Search the records for the word "text" and copy every line in which it occurs.

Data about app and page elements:
=== Section Start ===

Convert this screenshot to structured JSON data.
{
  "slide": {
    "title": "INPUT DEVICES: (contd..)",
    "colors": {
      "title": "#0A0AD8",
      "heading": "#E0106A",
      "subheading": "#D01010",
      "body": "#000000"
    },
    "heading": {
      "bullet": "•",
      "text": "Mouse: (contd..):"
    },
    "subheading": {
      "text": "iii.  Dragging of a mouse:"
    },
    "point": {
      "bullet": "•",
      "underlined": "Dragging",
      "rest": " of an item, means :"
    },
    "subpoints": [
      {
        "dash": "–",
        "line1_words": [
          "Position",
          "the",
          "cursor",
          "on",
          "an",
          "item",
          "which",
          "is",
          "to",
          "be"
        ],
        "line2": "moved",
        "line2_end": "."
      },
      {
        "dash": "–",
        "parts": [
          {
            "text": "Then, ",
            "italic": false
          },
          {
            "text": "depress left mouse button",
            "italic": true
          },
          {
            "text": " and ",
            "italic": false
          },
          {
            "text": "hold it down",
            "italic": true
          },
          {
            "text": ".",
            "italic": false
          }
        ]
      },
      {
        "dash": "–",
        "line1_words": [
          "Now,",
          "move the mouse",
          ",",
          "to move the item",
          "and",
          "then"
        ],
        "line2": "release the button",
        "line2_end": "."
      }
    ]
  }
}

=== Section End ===

(Response box)
      "text": "Mouse: (contd..):"
      "text": "iii.  Dragging of a mouse:"
            "text": "Then, ",
            "text": "depress left mouse button",
            "text": " and ",
            "text": "hold it down",
            "text": ".",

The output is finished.